* [WORK REQUIRED]:
List all lines of the data containing the word "subtitle".

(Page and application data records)

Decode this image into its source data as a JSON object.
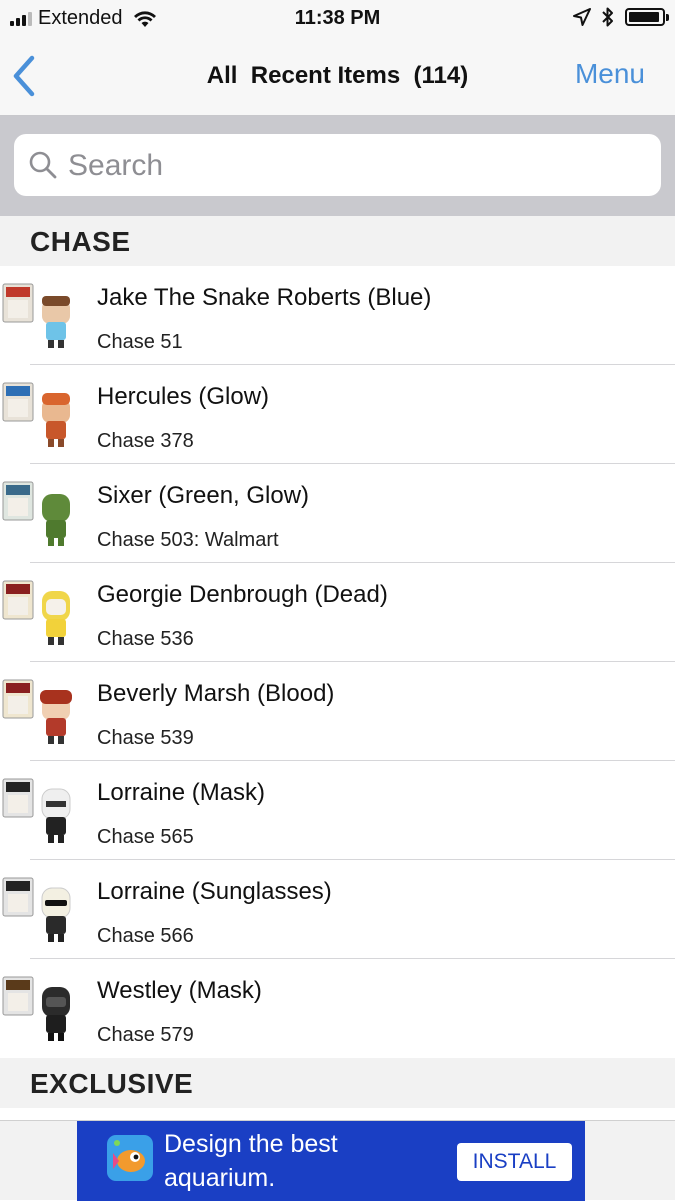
{
  "status_bar": {
    "carrier": "Extended",
    "time": "11:38 PM"
  },
  "nav": {
    "title": "All  Recent Items  (114)",
    "menu_label": "Menu",
    "back_icon": "chevron-left-icon"
  },
  "search": {
    "placeholder": "Search",
    "value": ""
  },
  "sections": [
    {
      "title": "CHASE",
      "items": [
        {
          "title": "Jake The Snake Roberts (Blue)",
          "subtitle": "Chase 51",
          "figure_color": "#7a4a2a",
          "shirt_color": "#6ec3e8"
        },
        {
          "title": "Hercules (Glow)",
          "subtitle": "Chase 378",
          "figure_color": "#d9652e",
          "shirt_color": "#c8572a"
        },
        {
          "title": "Sixer (Green, Glow)",
          "subtitle": "Chase 503: Walmart",
          "figure_color": "#5f8a3a",
          "shirt_color": "#4f7a2e"
        },
        {
          "title": "Georgie Denbrough (Dead)",
          "subtitle": "Chase 536",
          "figure_color": "#f0d64a",
          "shirt_color": "#f2d23a"
        },
        {
          "title": "Beverly Marsh (Blood)",
          "subtitle": "Chase 539",
          "figure_color": "#a8321e",
          "shirt_color": "#b33a2a"
        },
        {
          "title": "Lorraine (Mask)",
          "subtitle": "Chase 565",
          "figure_color": "#efefef",
          "shirt_color": "#222222"
        },
        {
          "title": "Lorraine (Sunglasses)",
          "subtitle": "Chase 566",
          "figure_color": "#f3f0e2",
          "shirt_color": "#2a2a2a"
        },
        {
          "title": "Westley (Mask)",
          "subtitle": "Chase 579",
          "figure_color": "#2b2b2b",
          "shirt_color": "#1e1e1e"
        }
      ]
    },
    {
      "title": "EXCLUSIVE",
      "items": []
    }
  ],
  "ad": {
    "text_line1": "Design the best",
    "text_line2": "aquarium.",
    "button_label": "INSTALL"
  },
  "colors": {
    "accent": "#4a90d9",
    "ad_background": "#1a3fc4"
  }
}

* [SOLUTION BELOW]:
          "subtitle": "Chase 51",
          "subtitle": "Chase 378",
          "subtitle": "Chase 503: Walmart",
          "subtitle": "Chase 536",
          "subtitle": "Chase 539",
          "subtitle": "Chase 565",
          "subtitle": "Chase 566",
          "subtitle": "Chase 579",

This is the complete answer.